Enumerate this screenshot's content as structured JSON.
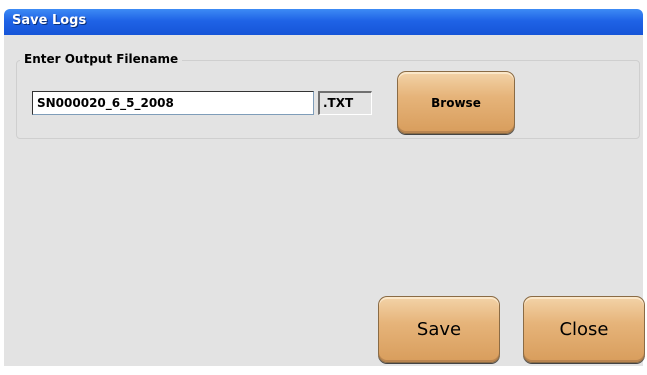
{
  "window": {
    "title": "Save Logs"
  },
  "group": {
    "label": "Enter Output Filename",
    "filename_value": "SN000020_6_5_2008",
    "extension": ".TXT"
  },
  "buttons": {
    "browse": "Browse",
    "save": "Save",
    "close": "Close"
  },
  "colors": {
    "titlebar": "#1f63e6",
    "background": "#e3e3e3",
    "button": "#e6b47a"
  }
}
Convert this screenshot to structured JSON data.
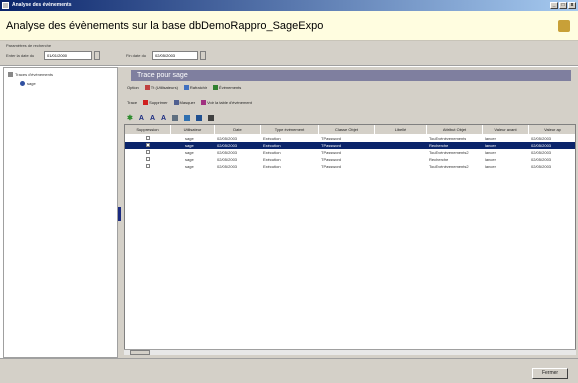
{
  "window": {
    "title": "Analyse des évènements",
    "min": "_",
    "max": "□",
    "close": "x"
  },
  "header": {
    "title": "Analyse des évènements sur la base dbDemoRappro_SageExpo"
  },
  "params": {
    "section_label": "Paramètres de recherche",
    "from_label": "Enter la date du",
    "from_value": "01/01/2000",
    "to_label": "Fin date du",
    "to_value": "02/05/2003"
  },
  "tree": {
    "root": "Traces d'évènements",
    "child": "sage"
  },
  "panel": {
    "title": "Trace pour sage",
    "toolbar1": {
      "options": "Option",
      "filter": "Tt (Utilisateurs)",
      "refresh": "Rafraichir",
      "events": "Évènements"
    },
    "toolbar2": {
      "trace": "Trace",
      "delete": "Supprimer",
      "hide": "Masquer",
      "view": "Voir la table d'évènement"
    },
    "toolbar3": [
      "A",
      "A",
      "A"
    ]
  },
  "grid": {
    "columns": [
      "Suppression",
      "Utilisateur",
      "Date",
      "Type évènement",
      "Classe Objet",
      "Libellé",
      "Attribut Objet",
      "Valeur avant",
      "Valeur ap"
    ],
    "rows": [
      {
        "user": "sage",
        "date": "02/05/2003",
        "type": "Exécution",
        "class": "TPassword",
        "label": "",
        "attr": "TouEvénèvenements",
        "before": "lancer",
        "after": "02/05/2003"
      },
      {
        "user": "sage",
        "date": "02/05/2003",
        "type": "Exécution",
        "class": "TPassword",
        "label": "",
        "attr": "Recherche",
        "before": "lancer",
        "after": "02/05/2003"
      },
      {
        "user": "sage",
        "date": "02/05/2003",
        "type": "Exécution",
        "class": "TPassword",
        "label": "",
        "attr": "TouEvénèvenements2",
        "before": "lancer",
        "after": "02/05/2003"
      },
      {
        "user": "sage",
        "date": "02/05/2003",
        "type": "Exécution",
        "class": "TPassword",
        "label": "",
        "attr": "Recherche",
        "before": "lancer",
        "after": "02/05/2003"
      },
      {
        "user": "sage",
        "date": "02/05/2003",
        "type": "Exécution",
        "class": "TPassword",
        "label": "",
        "attr": "TouEvénèvenements2",
        "before": "lancer",
        "after": "02/05/2003"
      }
    ]
  },
  "status": {
    "button": "Fermer"
  }
}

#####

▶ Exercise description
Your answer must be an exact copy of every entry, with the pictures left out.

▶ Task solution
Enumerate this screenshot's content as structured JSON.
{
  "window": {
    "title": "Save Logs"
  },
  "group": {
    "label": "Enter Output Filename",
    "filename_value": "SN000020_6_5_2008",
    "extension": ".TXT"
  },
  "buttons": {
    "browse": "Browse",
    "save": "Save",
    "close": "Close"
  },
  "colors": {
    "titlebar": "#1f63e6",
    "background": "#e3e3e3",
    "button": "#e6b47a"
  }
}
Convert this screenshot to structured JSON data.
{
  "window": {
    "title": "Analyse des évènements",
    "min": "_",
    "max": "□",
    "close": "x"
  },
  "header": {
    "title": "Analyse des évènements sur la base dbDemoRappro_SageExpo"
  },
  "params": {
    "section_label": "Paramètres de recherche",
    "from_label": "Enter la date du",
    "from_value": "01/01/2000",
    "to_label": "Fin date du",
    "to_value": "02/05/2003"
  },
  "tree": {
    "root": "Traces d'évènements",
    "child": "sage"
  },
  "panel": {
    "title": "Trace pour sage",
    "toolbar1": {
      "options": "Option",
      "filter": "Tt (Utilisateurs)",
      "refresh": "Rafraichir",
      "events": "Évènements"
    },
    "toolbar2": {
      "trace": "Trace",
      "delete": "Supprimer",
      "hide": "Masquer",
      "view": "Voir la table d'évènement"
    },
    "toolbar3": [
      "A",
      "A",
      "A"
    ]
  },
  "grid": {
    "columns": [
      "Suppression",
      "Utilisateur",
      "Date",
      "Type évènement",
      "Classe Objet",
      "Libellé",
      "Attribut Objet",
      "Valeur avant",
      "Valeur ap"
    ],
    "rows": [
      {
        "user": "sage",
        "date": "02/05/2003",
        "type": "Exécution",
        "class": "TPassword",
        "label": "",
        "attr": "TouEvénèvenements",
        "before": "lancer",
        "after": "02/05/2003"
      },
      {
        "user": "sage",
        "date": "02/05/2003",
        "type": "Exécution",
        "class": "TPassword",
        "label": "",
        "attr": "Recherche",
        "before": "lancer",
        "after": "02/05/2003"
      },
      {
        "user": "sage",
        "date": "02/05/2003",
        "type": "Exécution",
        "class": "TPassword",
        "label": "",
        "attr": "TouEvénèvenements2",
        "before": "lancer",
        "after": "02/05/2003"
      },
      {
        "user": "sage",
        "date": "02/05/2003",
        "type": "Exécution",
        "class": "TPassword",
        "label": "",
        "attr": "Recherche",
        "before": "lancer",
        "after": "02/05/2003"
      },
      {
        "user": "sage",
        "date": "02/05/2003",
        "type": "Exécution",
        "class": "TPassword",
        "label": "",
        "attr": "TouEvénèvenements2",
        "before": "lancer",
        "after": "02/05/2003"
      }
    ]
  },
  "status": {
    "button": "Fermer"
  }
}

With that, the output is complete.